Brooklyn Travel Guide
Located discreetly behind red metal gates in what at first glance appears to be a furniture shop, this beer bar has one of the neighborhood’s most extensive lists of craft beer on tap, in bottles and in a few casks that rotate out regularly.
This tiny bakery is locals’ go-to spot to for sweet and savory baked goods on the weekends. A buzzing group of bakers in blue work jumpsuits hum along to the likes of Fleetwood Mac while churning out flaky almond croissants and crusty baguettes, that can sell out by 10:30 a.m.
This bowling alley on the border of Williamsburg and Greenpoint opened less than a decade ago, but it manages to transport bowlers to the Midwest in the 1970’s, with its nostalgic décor and old-school scoring machines.
This venue is closed.
Funniest club in the borough?Definitely.
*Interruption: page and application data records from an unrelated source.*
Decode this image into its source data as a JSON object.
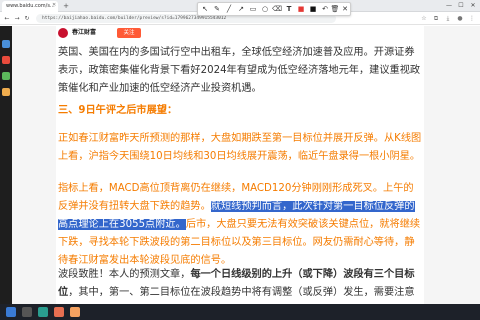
{
  "browser": {
    "tab_title": "www.baidu.com/s...",
    "url": "https://baijiahao.baidu.com/builder/preview/s?id=1799627349915543012"
  },
  "annotation_toolbar": {
    "icons": [
      "pointer-icon",
      "pen-icon",
      "line-icon",
      "arrow-icon",
      "rectangle-icon",
      "circle-icon",
      "eraser-icon",
      "text-icon",
      "color-red",
      "color-black",
      "undo-icon",
      "clear-icon",
      "close-icon"
    ]
  },
  "article": {
    "author": "春江财富",
    "follow_label": "关注",
    "para1": "英国、美国在内的多国试行空中出租车，全球低空经济加速普及应用。开源证券表示，政策密集催化背景下看好2024年有望成为低空经济落地元年，建议重视政策催化和产业加速的低空经济产业投资机遇。",
    "section_title": "三、9日午评之后市展望：",
    "para2": "正如春江财富昨天所预测的那样，大盘如期跌至第一目标位并展开反弹。从K线图上看，沪指今天围绕10日均线和30日均线展开震荡，临近午盘录得一根小阴星。",
    "para3_before": "指标上看，MACD高位顶背离仍在继续，MACD120分钟刚刚形成死叉。上午的反弹并没有扭转大盘下跌的趋势。",
    "para3_highlight": "就短线预判而言，此次针对第一目标位反弹的高点理论上在3055点附近。",
    "para3_after": "后市，大盘只要无法有效突破该关键点位，就将继续下跌，寻找本轮下跌波段的第二目标位以及第三目标位。网友仍需耐心等待，静待春江财富发出本轮波段见底的信号。",
    "para4_start": "波段致胜！本人的预测文章，",
    "para4_emph": "每一个日线级别的上升（或下降）波段有三个目标位",
    "para4_end": "，其中，第一、第二目标位在波段趋势中将有调整（或反弹）发生，需要注意的是，第一"
  },
  "colors": {
    "orange_text": "#f57c00",
    "highlight_bg": "#3366cc",
    "follow_button": "#ff5a36"
  }
}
This glitzy, schmaltzy, Russian-Georgian supper club hosts a nightly bacchanal replete with dinner, disco balls, drinking (a lot of drinking), and supremely cheesy live music that’s hardly changed since the place opened in 1981.
The housewares here range from kitschy items like Piet Houtenbos's infamous grenade lamp to diminutive, high-concept products from other esteemed designers.
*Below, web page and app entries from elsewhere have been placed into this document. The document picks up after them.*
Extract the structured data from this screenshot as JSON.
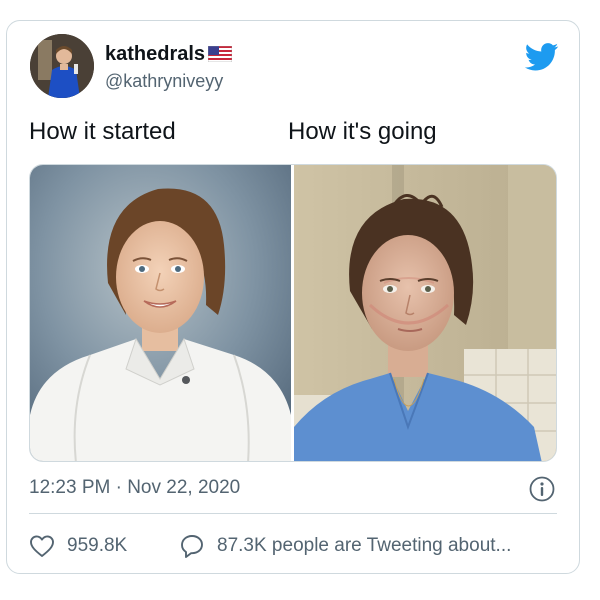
{
  "author": {
    "display_name": "kathedrals",
    "handle": "@kathryniveyy",
    "avatar_icon": "profile-photo-avatar",
    "name_emoji": "us-flag-icon"
  },
  "brand": {
    "logo_icon": "twitter-bird-icon",
    "accent_color": "#1d9bf0"
  },
  "tweet": {
    "caption_left": "How it started",
    "caption_right": "How it's going",
    "media": [
      {
        "description_icon": "portrait-photo-before"
      },
      {
        "description_icon": "portrait-photo-after"
      }
    ],
    "timestamp": "12:23 PM · Nov 22, 2020",
    "info_icon": "info-icon"
  },
  "engagement": {
    "likes_icon": "heart-icon",
    "likes_count": "959.8K",
    "replies_icon": "speech-bubble-icon",
    "tweeting_text": "87.3K people are Tweeting about..."
  }
}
However playful its tangerine walls and funky signs, this specialty cheese and meat shop in Carroll Gardens is serious about its search for unique culinary expression, whether it be its ham bar, temperature- and humidity-controlled aging “cave,” or monthly cheese seminars.
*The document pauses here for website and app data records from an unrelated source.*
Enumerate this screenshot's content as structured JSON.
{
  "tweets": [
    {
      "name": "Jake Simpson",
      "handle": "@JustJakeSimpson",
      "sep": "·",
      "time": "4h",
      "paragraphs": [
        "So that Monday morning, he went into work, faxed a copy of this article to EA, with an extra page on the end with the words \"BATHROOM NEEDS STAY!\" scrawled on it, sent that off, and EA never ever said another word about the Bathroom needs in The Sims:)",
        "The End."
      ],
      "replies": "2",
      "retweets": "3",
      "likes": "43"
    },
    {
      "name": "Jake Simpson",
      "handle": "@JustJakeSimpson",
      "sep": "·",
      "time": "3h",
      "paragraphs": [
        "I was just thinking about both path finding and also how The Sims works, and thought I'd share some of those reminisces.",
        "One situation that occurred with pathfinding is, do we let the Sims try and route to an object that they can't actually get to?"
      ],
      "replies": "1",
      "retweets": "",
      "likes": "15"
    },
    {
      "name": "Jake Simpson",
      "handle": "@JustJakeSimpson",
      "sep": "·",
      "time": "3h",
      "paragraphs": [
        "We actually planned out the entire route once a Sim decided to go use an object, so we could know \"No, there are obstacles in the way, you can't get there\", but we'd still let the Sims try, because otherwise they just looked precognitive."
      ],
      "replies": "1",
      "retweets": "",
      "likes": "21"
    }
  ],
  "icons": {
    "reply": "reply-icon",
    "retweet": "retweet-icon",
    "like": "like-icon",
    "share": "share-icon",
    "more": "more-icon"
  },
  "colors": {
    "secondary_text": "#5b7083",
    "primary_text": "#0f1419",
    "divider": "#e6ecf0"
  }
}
Oak floors, lacquered brick walls, and a sound track of gypsy music set the scene for Santa Maria Novella toiletries (originally made by Italian monks) and Borsalino fedoras mixed with Rogan knits, Filson bags, and Rachel Comey sandals.
...hop on the L subway line to Williamsburg, Brooklyn, for a free tour of the Brooklyn Brewery and its vats of microbrews.
In Prospect Heights, this cash-only neighborhood bar attracts guests with its cushioned deep couches, a long wooden communal table, and a small outdoor patio in the rear decorated in white Christmas lights.
The Brooklyn Historical Society has informative neighborhood guides.
This Coney Island fruit shop carries the gamut of fruit-based creations, from platters and baskets to chocolate-dipped fruits. Daniel Spitz started the shop in 1957, and his son Mitchell now runs the place (although Daniel continues to keep a close eye on operations).
An airy showcase for top fashion names such as Dries van Noten and Rick Owens. The shoe selection alone (Henry Beguelin, Ann Demeulemeester) inspires many a pilgrimage from Manhattan.